§ Activity
Pictures stay out, but every line of the data is copied exactly.

§ Records shown

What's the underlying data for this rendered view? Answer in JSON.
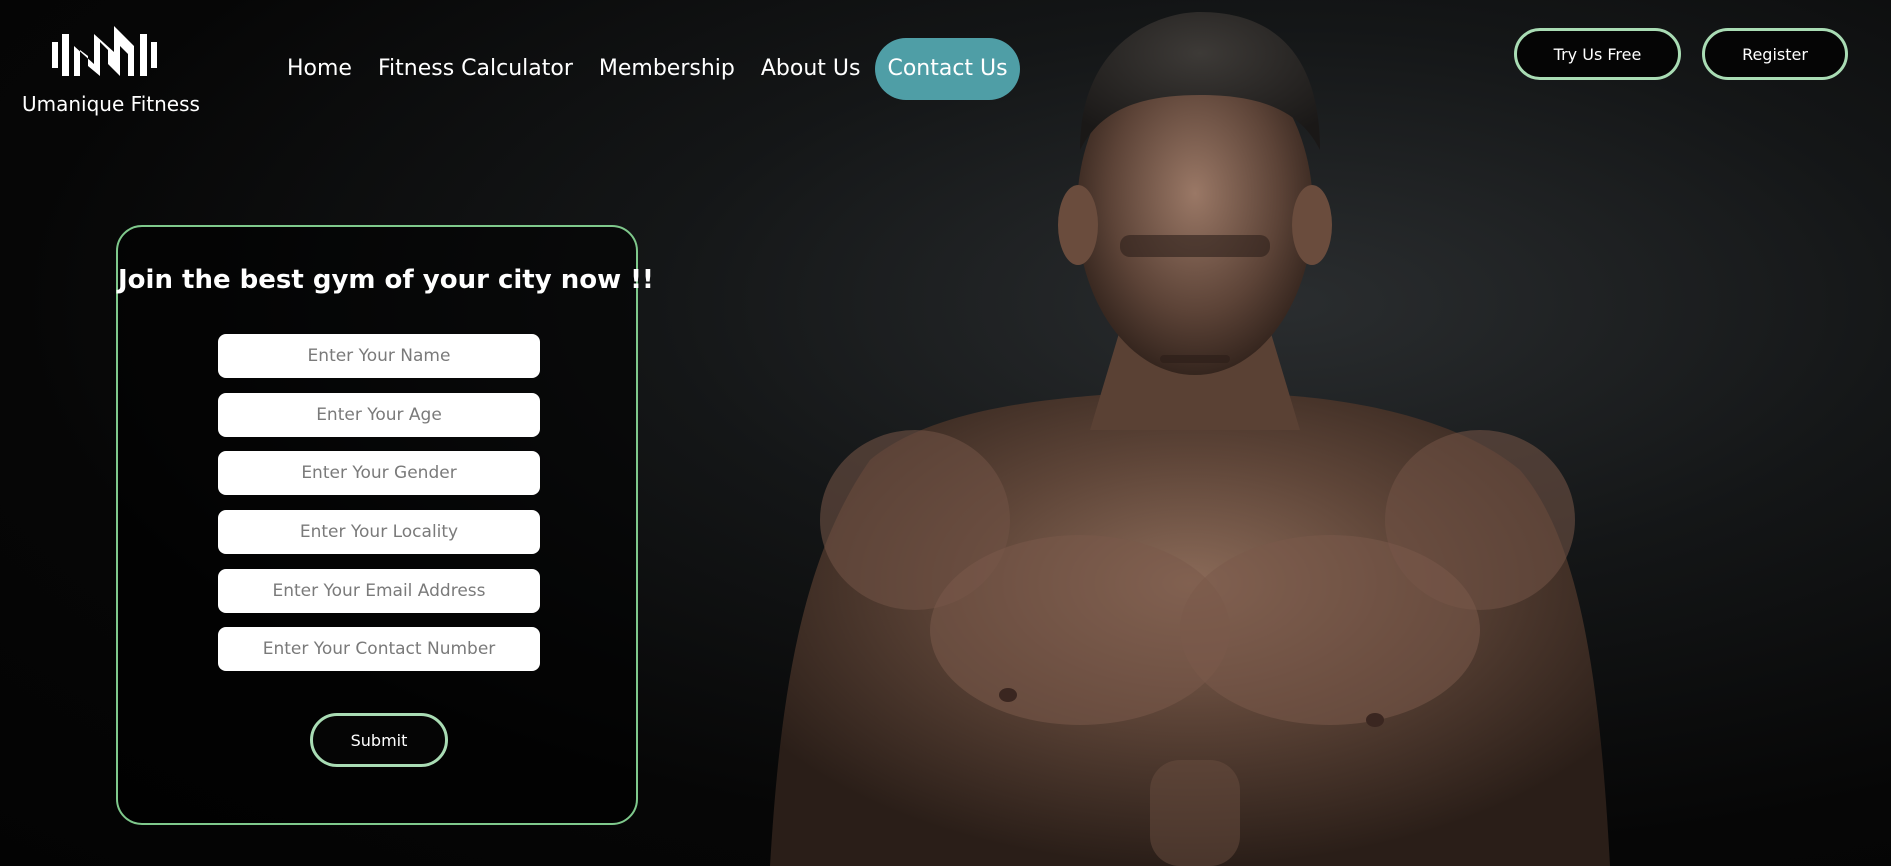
{
  "brand": {
    "name": "Umanique Fitness",
    "logo_icon": "barbell-zigzag-logo"
  },
  "nav": {
    "items": [
      {
        "label": "Home",
        "active": false
      },
      {
        "label": "Fitness Calculator",
        "active": false
      },
      {
        "label": "Membership",
        "active": false
      },
      {
        "label": "About Us",
        "active": false
      },
      {
        "label": "Contact Us",
        "active": true
      }
    ]
  },
  "header_actions": {
    "try_label": "Try Us Free",
    "register_label": "Register"
  },
  "form": {
    "title": "Join the best gym of your city now !!",
    "fields": [
      {
        "placeholder": "Enter Your Name",
        "value": ""
      },
      {
        "placeholder": "Enter Your Age",
        "value": ""
      },
      {
        "placeholder": "Enter Your Gender",
        "value": ""
      },
      {
        "placeholder": "Enter Your Locality",
        "value": ""
      },
      {
        "placeholder": "Enter Your Email Address",
        "value": ""
      },
      {
        "placeholder": "Enter Your Contact Number",
        "value": ""
      }
    ],
    "submit_label": "Submit"
  },
  "colors": {
    "accent_teal": "#4f9ea6",
    "border_green": "#7fc98c",
    "button_border": "#a9dcb4",
    "background": "#050505"
  }
}
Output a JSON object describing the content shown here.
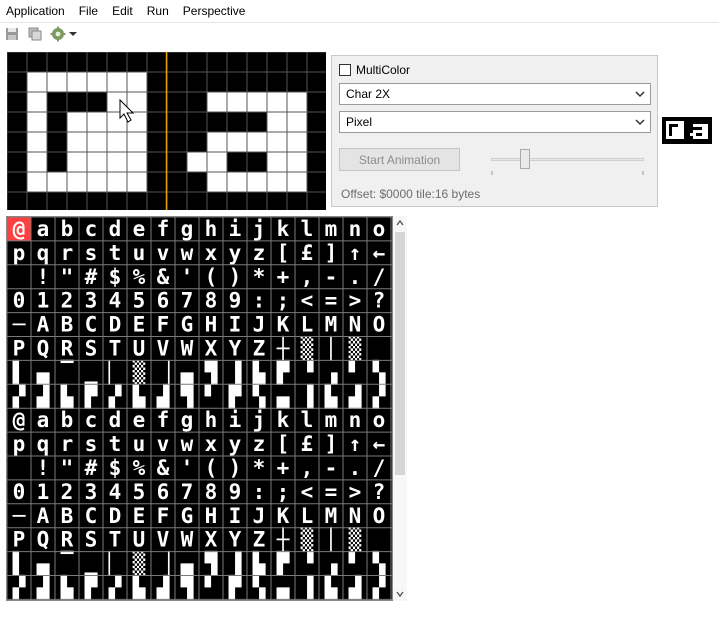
{
  "menubar": {
    "items": [
      "Application",
      "File",
      "Edit",
      "Run",
      "Perspective"
    ]
  },
  "toolbar": {
    "buttons": [
      "save-icon",
      "copy-icon",
      "settings-gear-icon"
    ],
    "dropdown": "chevron-down-icon"
  },
  "editor": {
    "mode": "Char 2X",
    "cursor": "arrow-cursor-icon",
    "colors": {
      "pixel_on": "#ffffff",
      "pixel_off": "#000000",
      "grid": "#555555",
      "divider": "#e8a200"
    }
  },
  "properties": {
    "multicolor_label": "MultiColor",
    "multicolor_checked": false,
    "view_mode_value": "Char 2X",
    "draw_mode_value": "Pixel",
    "start_animation_label": "Start Animation",
    "speed_level": 0.2,
    "offset_text": "Offset: $0000 tile:16 bytes"
  },
  "charset": {
    "selected_color": "#ff4040",
    "rows": [
      "@abcdefghijklmno",
      "pqrstuvwxyz[£]↑←",
      " !\"#$%&'()*+,-./",
      "0123456789:;<=>?",
      "─ABCDEFGHIJKLMNO",
      "PQRSTUVWXYZ┼▒│▒",
      "▌▄▔▁▏▒▕▄▜▐▙▛▝▗▘▚",
      "▞▟▙▛▞▙▟▜▘▛▚▄▐▙▟▞",
      "@abcdefghijklmno",
      "pqrstuvwxyz[£]↑←",
      " !\"#$%&'()*+,-./",
      "0123456789:;<=>?",
      "─ABCDEFGHIJKLMNO",
      "PQRSTUVWXYZ┼▒│▒",
      "▌▄▔▁▏▒▕▄▜▐▙▛▝▗▘▚",
      "▞▟▙▛▞▙▟▜▘▛▚▄▐▙▟▞"
    ]
  }
}
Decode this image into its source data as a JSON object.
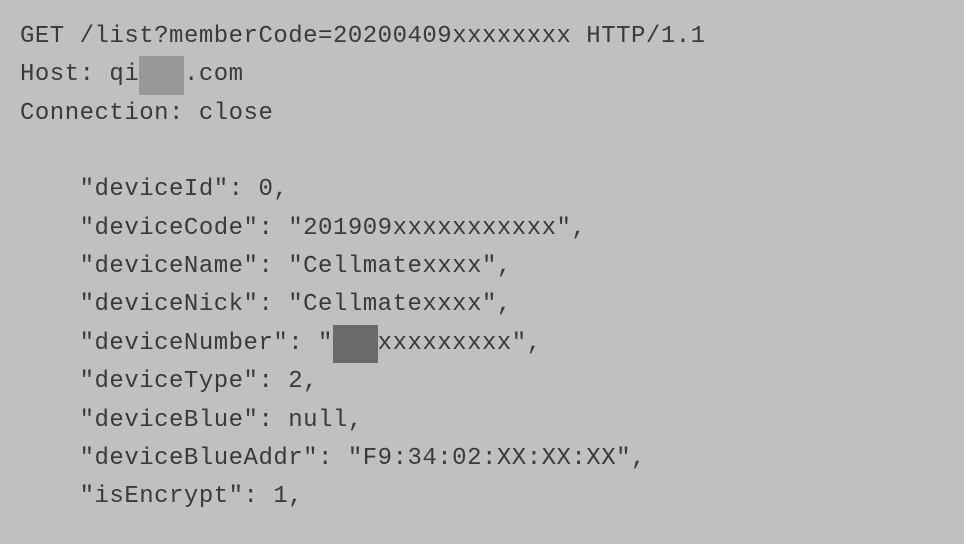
{
  "request": {
    "method": "GET",
    "path_prefix": " /list?memberCode=",
    "member_code": "20200409xxxxxxxx",
    "http_version": " HTTP/1.1",
    "host_label": "Host: ",
    "host_prefix": "qi",
    "host_redacted": "   ",
    "host_suffix": ".com",
    "connection_label": "Connection: ",
    "connection_value": "close"
  },
  "fields": {
    "indent": "    ",
    "device_id_key": "\"deviceId\": ",
    "device_id_value": "0,",
    "device_code_key": "\"deviceCode\": ",
    "device_code_value": "\"201909xxxxxxxxxxx\",",
    "device_name_key": "\"deviceName\": ",
    "device_name_value": "\"Cellmatexxxx\",",
    "device_nick_key": "\"deviceNick\": ",
    "device_nick_value": "\"Cellmatexxxx\",",
    "device_number_key": "\"deviceNumber\": ",
    "device_number_value_prefix": "\"",
    "device_number_redacted": "   ",
    "device_number_value_suffix": "xxxxxxxxx\",",
    "device_type_key": "\"deviceType\": ",
    "device_type_value": "2,",
    "device_blue_key": "\"deviceBlue\": ",
    "device_blue_value": "null,",
    "device_blue_addr_key": "\"deviceBlueAddr\": ",
    "device_blue_addr_value": "\"F9:34:02:XX:XX:XX\",",
    "is_encrypt_key": "\"isEncrypt\": ",
    "is_encrypt_value": "1,"
  }
}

§ Problem solution
What's the underlying data for this rendered view? Answer in JSON.
{
  "brand": {
    "name": "Umanique Fitness",
    "logo_icon": "barbell-zigzag-logo"
  },
  "nav": {
    "items": [
      {
        "label": "Home",
        "active": false
      },
      {
        "label": "Fitness Calculator",
        "active": false
      },
      {
        "label": "Membership",
        "active": false
      },
      {
        "label": "About Us",
        "active": false
      },
      {
        "label": "Contact Us",
        "active": true
      }
    ]
  },
  "header_actions": {
    "try_label": "Try Us Free",
    "register_label": "Register"
  },
  "form": {
    "title": "Join the best gym of your city now !!",
    "fields": [
      {
        "placeholder": "Enter Your Name",
        "value": ""
      },
      {
        "placeholder": "Enter Your Age",
        "value": ""
      },
      {
        "placeholder": "Enter Your Gender",
        "value": ""
      },
      {
        "placeholder": "Enter Your Locality",
        "value": ""
      },
      {
        "placeholder": "Enter Your Email Address",
        "value": ""
      },
      {
        "placeholder": "Enter Your Contact Number",
        "value": ""
      }
    ],
    "submit_label": "Submit"
  },
  "colors": {
    "accent_teal": "#4f9ea6",
    "border_green": "#7fc98c",
    "button_border": "#a9dcb4",
    "background": "#050505"
  }
}
Output a JSON object describing the content shown here.
{
  "menubar": {
    "items": [
      "Application",
      "File",
      "Edit",
      "Run",
      "Perspective"
    ]
  },
  "toolbar": {
    "buttons": [
      "save-icon",
      "copy-icon",
      "settings-gear-icon"
    ],
    "dropdown": "chevron-down-icon"
  },
  "editor": {
    "mode": "Char 2X",
    "cursor": "arrow-cursor-icon",
    "colors": {
      "pixel_on": "#ffffff",
      "pixel_off": "#000000",
      "grid": "#555555",
      "divider": "#e8a200"
    }
  },
  "properties": {
    "multicolor_label": "MultiColor",
    "multicolor_checked": false,
    "view_mode_value": "Char 2X",
    "draw_mode_value": "Pixel",
    "start_animation_label": "Start Animation",
    "speed_level": 0.2,
    "offset_text": "Offset: $0000 tile:16 bytes"
  },
  "charset": {
    "selected_color": "#ff4040",
    "rows": [
      "@abcdefghijklmno",
      "pqrstuvwxyz[£]↑←",
      " !\"#$%&'()*+,-./",
      "0123456789:;<=>?",
      "─ABCDEFGHIJKLMNO",
      "PQRSTUVWXYZ┼▒│▒",
      "▌▄▔▁▏▒▕▄▜▐▙▛▝▗▘▚",
      "▞▟▙▛▞▙▟▜▘▛▚▄▐▙▟▞",
      "@abcdefghijklmno",
      "pqrstuvwxyz[£]↑←",
      " !\"#$%&'()*+,-./",
      "0123456789:;<=>?",
      "─ABCDEFGHIJKLMNO",
      "PQRSTUVWXYZ┼▒│▒",
      "▌▄▔▁▏▒▕▄▜▐▙▛▝▗▘▚",
      "▞▟▙▛▞▙▟▜▘▛▚▄▐▙▟▞"
    ]
  }
}
Decode this image into its source data as a JSON object.
{
  "request": {
    "method": "GET",
    "path_prefix": " /list?memberCode=",
    "member_code": "20200409xxxxxxxx",
    "http_version": " HTTP/1.1",
    "host_label": "Host: ",
    "host_prefix": "qi",
    "host_redacted": "   ",
    "host_suffix": ".com",
    "connection_label": "Connection: ",
    "connection_value": "close"
  },
  "fields": {
    "indent": "    ",
    "device_id_key": "\"deviceId\": ",
    "device_id_value": "0,",
    "device_code_key": "\"deviceCode\": ",
    "device_code_value": "\"201909xxxxxxxxxxx\",",
    "device_name_key": "\"deviceName\": ",
    "device_name_value": "\"Cellmatexxxx\",",
    "device_nick_key": "\"deviceNick\": ",
    "device_nick_value": "\"Cellmatexxxx\",",
    "device_number_key": "\"deviceNumber\": ",
    "device_number_value_prefix": "\"",
    "device_number_redacted": "   ",
    "device_number_value_suffix": "xxxxxxxxx\",",
    "device_type_key": "\"deviceType\": ",
    "device_type_value": "2,",
    "device_blue_key": "\"deviceBlue\": ",
    "device_blue_value": "null,",
    "device_blue_addr_key": "\"deviceBlueAddr\": ",
    "device_blue_addr_value": "\"F9:34:02:XX:XX:XX\",",
    "is_encrypt_key": "\"isEncrypt\": ",
    "is_encrypt_value": "1,"
  }
}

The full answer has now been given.